Brisket Makes Friends and Melts Hearts

Jefferson Elementary student first grade student Nina Ismailyan giggles when Brisket stretched over her legs then lay down.
Photo by Mary O’KEEFE


First graders at Jefferson Elementary School got a special treat on Friday when they were greeted with a visit by Glendale Police Department’s (GPD) Labrador retriever Brisket.



Sit. Shake. Roll over. Those are some of the things that Glendale Police Services Officer Amy Tate had the department’s newest facility dog – Brisket – do in his introduction to students at Jefferson Elementary School on Friday. Tate is Brisket’s handler; actually, she is more like his best friend.

“I take him home. He lives with me and my other dogs,” Tate said.

Brisket is a facility dog that was trained by Canine Companions. According to GPD, Brisket will provide “comfort to victims and witnesses during interviews and court proceedings, help victims process grief and loss, lower tension and stress of community members and staff after traumatic events, work with children to build relationships, conduct senior citizen visits and welfare checks and engage with the community during public events.”

He is not technically a comfort dog, although he does provide comfort to anyone who comes up to pet him. He can perform more than 40 special tricks like opening and closing doors and drawers. Brisket’s training was extensive while he was being raised by his puppy raisers. He – and his training – was sponsored by the Los Angeles Chargers and Lazy Dog Restaurants.

Tate introduced him to Jefferson first graders by sharing all the things that Brisket can do – to the delight of the students.

She had him shake hands, sit and perform the very popular “roll over.” As Brisket rolled onto his back Tate said, “This is how he sleeps, too.”

“Brisket is not supposed to bark unless I tell him he can,” Tate told the students. “Do you want to hear him bark?

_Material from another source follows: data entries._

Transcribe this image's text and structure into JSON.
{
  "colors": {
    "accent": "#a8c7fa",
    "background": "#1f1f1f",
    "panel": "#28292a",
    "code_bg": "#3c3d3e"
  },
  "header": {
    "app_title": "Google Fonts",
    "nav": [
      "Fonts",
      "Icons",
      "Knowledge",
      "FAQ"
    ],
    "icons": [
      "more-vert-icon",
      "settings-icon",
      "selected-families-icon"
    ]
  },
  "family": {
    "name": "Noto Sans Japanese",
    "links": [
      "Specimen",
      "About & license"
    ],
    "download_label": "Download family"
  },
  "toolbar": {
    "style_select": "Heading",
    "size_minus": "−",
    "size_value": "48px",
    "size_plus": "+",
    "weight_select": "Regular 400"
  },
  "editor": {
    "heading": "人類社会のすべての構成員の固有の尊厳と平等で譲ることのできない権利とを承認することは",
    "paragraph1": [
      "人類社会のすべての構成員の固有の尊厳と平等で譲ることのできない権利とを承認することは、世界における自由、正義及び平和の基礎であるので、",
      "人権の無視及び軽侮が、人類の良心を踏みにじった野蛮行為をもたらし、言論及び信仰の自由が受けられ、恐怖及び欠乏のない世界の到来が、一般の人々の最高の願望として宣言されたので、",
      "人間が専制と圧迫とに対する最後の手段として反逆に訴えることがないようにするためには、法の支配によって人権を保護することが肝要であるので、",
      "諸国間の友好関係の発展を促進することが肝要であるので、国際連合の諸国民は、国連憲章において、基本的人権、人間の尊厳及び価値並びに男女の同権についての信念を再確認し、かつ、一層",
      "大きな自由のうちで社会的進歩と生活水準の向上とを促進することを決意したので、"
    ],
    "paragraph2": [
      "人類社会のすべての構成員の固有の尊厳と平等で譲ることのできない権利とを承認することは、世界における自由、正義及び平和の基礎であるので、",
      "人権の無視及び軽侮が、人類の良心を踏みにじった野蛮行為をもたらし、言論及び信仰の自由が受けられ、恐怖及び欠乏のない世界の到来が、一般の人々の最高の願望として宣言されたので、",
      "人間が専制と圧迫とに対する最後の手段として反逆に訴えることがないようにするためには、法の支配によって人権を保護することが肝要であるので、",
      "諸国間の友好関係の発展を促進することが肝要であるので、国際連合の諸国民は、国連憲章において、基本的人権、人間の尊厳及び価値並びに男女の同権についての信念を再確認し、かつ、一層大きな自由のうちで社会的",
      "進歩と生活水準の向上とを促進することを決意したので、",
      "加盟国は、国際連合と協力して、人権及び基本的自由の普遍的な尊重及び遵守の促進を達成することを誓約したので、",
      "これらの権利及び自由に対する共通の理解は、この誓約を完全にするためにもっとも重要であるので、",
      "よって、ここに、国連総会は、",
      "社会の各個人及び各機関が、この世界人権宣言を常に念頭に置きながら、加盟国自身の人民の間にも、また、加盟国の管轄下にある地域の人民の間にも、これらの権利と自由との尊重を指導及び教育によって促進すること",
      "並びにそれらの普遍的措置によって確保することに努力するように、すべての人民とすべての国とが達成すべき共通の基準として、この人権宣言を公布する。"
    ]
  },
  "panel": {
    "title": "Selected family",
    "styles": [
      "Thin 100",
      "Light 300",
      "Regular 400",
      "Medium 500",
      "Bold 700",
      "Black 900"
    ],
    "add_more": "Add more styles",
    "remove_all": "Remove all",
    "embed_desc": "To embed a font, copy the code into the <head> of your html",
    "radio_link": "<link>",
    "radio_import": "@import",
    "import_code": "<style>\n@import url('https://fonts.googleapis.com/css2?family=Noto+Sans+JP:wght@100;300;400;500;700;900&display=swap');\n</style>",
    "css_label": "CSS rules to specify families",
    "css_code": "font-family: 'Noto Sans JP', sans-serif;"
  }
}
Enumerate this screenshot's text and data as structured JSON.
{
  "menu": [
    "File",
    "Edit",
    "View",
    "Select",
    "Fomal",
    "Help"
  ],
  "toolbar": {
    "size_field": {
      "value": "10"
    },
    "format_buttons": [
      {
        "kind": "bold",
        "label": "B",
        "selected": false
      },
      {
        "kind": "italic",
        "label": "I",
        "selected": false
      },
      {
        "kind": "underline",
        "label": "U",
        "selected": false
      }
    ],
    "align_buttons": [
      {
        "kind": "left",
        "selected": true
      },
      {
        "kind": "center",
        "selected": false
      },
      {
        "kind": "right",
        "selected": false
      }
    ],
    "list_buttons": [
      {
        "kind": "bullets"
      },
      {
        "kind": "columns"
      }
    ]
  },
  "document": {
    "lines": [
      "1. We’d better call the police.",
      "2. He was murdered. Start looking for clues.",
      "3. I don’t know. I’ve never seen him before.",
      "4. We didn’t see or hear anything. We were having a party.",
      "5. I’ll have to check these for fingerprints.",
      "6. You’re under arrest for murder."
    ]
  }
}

It’s going to be loud.”

No matter how prepared the kids thought they were they still jumped as Brisket was told to speak, then barked very loudly. Then the kids giggled.

Brisket did exactly what he was meant to do; he brought joy and comfort to the first graders.

At one point Tate chose a student volunteer and asked him/her to sit on the floor.

“Brisket, cover,” she instructed.

Brisket stretched over the student’s legs and lay down. It was this comforting hug that brought a smile to the student’s face.

Brisket recently became part of the GPD family so meeting and greeting people, like on Friday with the Jefferson students, is a way for Tate to introduce him to the community.

“We will be going into senior centers to bring happiness to them,” Tate said.

She also wants to focus on students with special needs and disabilities, which is who Brisket has been trained to help.

“He is so smart,” Tate told the students. “When I do laundry he helps me by taking clothes out of the dryer for me.”

Tate added because Brisket is a facility dog he comes with her to the office where officers often find time to drop by and spend time with him.

Brisket wears a blue vest that identifies him as a Glendale Police Dept. canine companion.

“The minute I take off that vest Brisket is all about playing with the other dogs,” Tate said. “But when I put that vest on he knows it’s time to go to work.”

The idea to get a canine companion for the department began with GPD Lt. Alex Krikorian who researched other agencies that had already adopted this program. He knew Glendale would benefit from a canine companion program and the department supported the idea.

“We’re excited to welcome Brisket to our ranks at the Glendale Police Department,” stated GPD Chief Manny Cid. “Community partnerships are a core component of our mission and values, and we’re grateful to Canine Companions for introducing us to an excellent facility dog to support our personnel and our community in a variety of important ways.”

There was an open application within the department on who would be Brisket’s handler. Tate applied and said it seemed like a perfect fit since, as the community officer, she spends a lot of time at events and meeting people.

“He will be with me everywhere I go,” Tate said.

When she initially went to Canine Companions there were two dogs that were presented for the program; however, Brisket just seemed to be the one. Watching how he looks at Tate it is obvious that there is a bond between them.

Brisket was very popular at the school and not just with the students – the administration became instant fans. Jefferson principal Armineh Alexan said she had never had so many teachers and staff contact her for a turn with Brisket. Everyone wanted him to visit their class and everyone – including Alexan – wanted a selfie with the popular visitor. Tate said she would plan another visit at the school in the future.

After bringing his special form of comfort to the school Brisket looked up at Tate at the end of the visit.

“Oh my gosh,” she said. “He just melts my heart.”

People who would like to learn more about how Brisket can attend their local community event or contact Police Services Officer Amy Tate at